The staff protested the county's alleged safety violations outside the North Inland Live Will Center Thursday morning.
“In a lot of our other facilities we’ve had incidents where we had shootings outside and victims running into the building," said Linda Correa, an employee who has worked for the county for over 20 years.
“It’s time for the county to take action now and not wait until the last minute when something more serious happens," Correa added.
Employees for North Inland Live Well Center said the county has violated its own policy and California Labor Codes. Over the past several months, there have been at least four incidents of gun violence threats directed at the facility, stated the complaint.
Members of the public entered the facility and made threats of gun violence against employees, but the county has not taken action, according to the complaint.
In response to the complaint, the County of San Diego Health and Human Services Agency released a statement emphasizing that safety is a top priority at the facilities.
"I want to reiterate that we take employee safety concerns very seriously, and have procedures in place to investigate and respond to matters when they come up," said Craig Sturak, a county spokesperson.

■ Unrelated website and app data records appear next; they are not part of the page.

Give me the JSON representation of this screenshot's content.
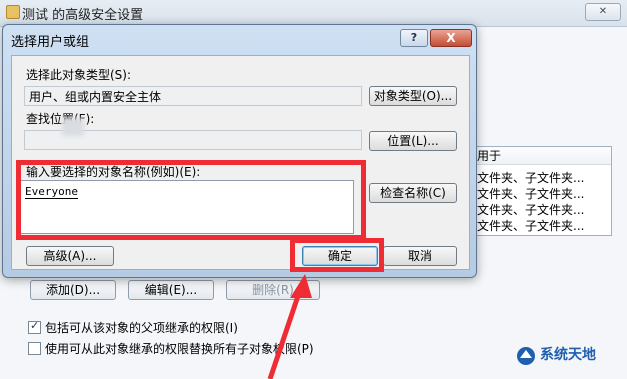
{
  "background_window": {
    "title": "测试 的高级安全设置",
    "list_header": "用于",
    "list_rows": [
      "文件夹、子文件夹...",
      "文件夹、子文件夹...",
      "文件夹、子文件夹...",
      "文件夹、子文件夹..."
    ],
    "add_label": "添加(D)...",
    "edit_label": "编辑(E)...",
    "remove_label": "删除(R)",
    "checkbox_inherit": "包括可从该对象的父项继承的权限(I)",
    "checkbox_replace": "使用可从此对象继承的权限替换所有子对象权限(P)"
  },
  "dialog": {
    "title": "选择用户或组",
    "help_label": "?",
    "close_label": "X",
    "object_type_label": "选择此对象类型(S):",
    "object_type_value": "用户、组或内置安全主体",
    "object_type_button": "对象类型(O)...",
    "location_label": "查找位置(F):",
    "location_value": "",
    "location_button": "位置(L)...",
    "enter_name_label": "输入要选择的对象名称(例如)(E):",
    "enter_name_value": "Everyone",
    "check_names_button": "检查名称(C)",
    "advanced_button": "高级(A)...",
    "ok_button": "确定",
    "cancel_button": "取消"
  },
  "watermark": {
    "text": "系统天地"
  },
  "colors": {
    "annotation_red": "#ef2b33",
    "dialog_frame": "#b5cbe3"
  }
}
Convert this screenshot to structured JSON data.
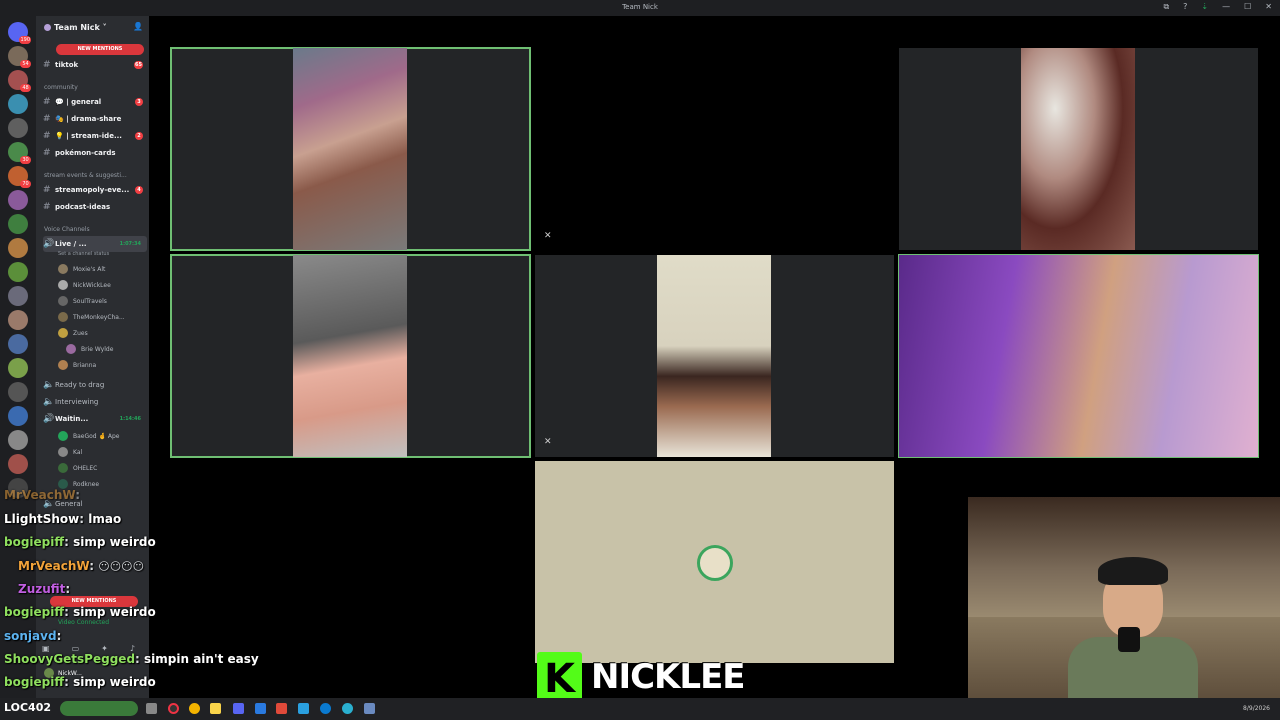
{
  "window": {
    "title": "Team Nick",
    "controls": [
      "⧉",
      "?",
      "⇣",
      "—",
      "☐",
      "✕"
    ]
  },
  "server": {
    "name": "Team Nick",
    "new_mentions_label": "NEW MENTIONS"
  },
  "guild_badges": [
    "190",
    "54",
    "48",
    "30",
    "70"
  ],
  "channels": [
    {
      "name": "tiktok",
      "badge": "65"
    },
    {
      "category": "community"
    },
    {
      "name": "💬 | general",
      "badge": "3"
    },
    {
      "name": "🎭 | drama-share",
      "badge": ""
    },
    {
      "name": "💡 | stream-ide...",
      "badge": "2"
    },
    {
      "name": "pokémon-cards",
      "badge": ""
    },
    {
      "category": "stream events & suggesti..."
    },
    {
      "name": "streamopoly-eve...",
      "badge": "4"
    },
    {
      "name": "podcast-ideas",
      "badge": ""
    }
  ],
  "voice": {
    "category": "Voice Channels",
    "live_channel": "Live / ...",
    "live_timer": "1:07:34",
    "status_hint": "Set a channel status",
    "members": [
      "Moxie's Alt",
      "NickWickLee",
      "SoulTravels",
      "TheMonkeyCha...",
      "Zues",
      "Brie Wylde",
      "Brianna"
    ],
    "ready": "Ready to drag",
    "interviewing": "Interviewing",
    "waiting": "Waitin...",
    "waiting_timer": "1:14:46",
    "waiting_members": [
      "BaeGod 🤞 Ape",
      "Kal",
      "OHELEC",
      "Rodknee"
    ],
    "general": "General"
  },
  "bottom": {
    "new_mentions": "NEW MENTIONS",
    "video_connected": "Video Connected",
    "user": "NickW..."
  },
  "chat": [
    {
      "user": "MrVeachW",
      "text": "",
      "color": "#f2a33a"
    },
    {
      "user": "LlightShow",
      "text": "lmao",
      "color": "#ffffff"
    },
    {
      "user": "bogiepiff",
      "text": "simp weirdo",
      "color": "#8fdf5f"
    },
    {
      "user": "MrVeachW",
      "text": "",
      "color": "#f2a33a"
    },
    {
      "user": "Zuzufit",
      "text": "",
      "color": "#c05ee0"
    },
    {
      "user": "bogiepiff",
      "text": "simp weirdo",
      "color": "#8fdf5f"
    },
    {
      "user": "sonjavd",
      "text": "",
      "color": "#5db3f0"
    },
    {
      "user": "ShoovyGetsPegged",
      "text": "simpin ain't easy",
      "color": "#8fdf5f"
    },
    {
      "user": "bogiepiff",
      "text": "simp weirdo",
      "color": "#8fdf5f"
    }
  ],
  "overlay": {
    "brand": "NICKLEE",
    "logo_letter": "K",
    "brand_color": "#53fc18"
  },
  "taskbar": {
    "left_text": "LOC402",
    "date": "8/9/2026"
  }
}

The county allegedly failed to tell employees about safety threat incidents, failed to clearly designate all safety roles, failed to seriously investigate, failed to call the police and failed to follow-up with employees, said Adam Ward, a spokesman for the county employees.
"The employer has failed to comply with both its own adopted safety policies and California Labor Code Section 6400," reads the complaint.
Sturak said the county facility has many on-site security guards that work to keep the staff and the public safe.
But employees said this not the case. One of the employees' proposals to improve public safety is the addition of an armed security guard to the facility. Correa said the county rejected this proposal.
“All lives matter. All lives are important. And our safety should be our number one concern now. Times have changed. Since San Bernardino we’ve seen more gun violence in our communities," said Correa.
When management was asked about safety issues, they did not know what their safety policy was, said Correa. They did not know who was responsible for handling the safety issues at the workplace.
"Despite a new security policy written in response to the San Bernardino massacre, San Diego County did not follow its own procedures," said Ward.
There are about 300 county employees working at the North Inland Live Well Center in Escondido, according to county employees. The workplace is visited by thousands of San Diegans each week.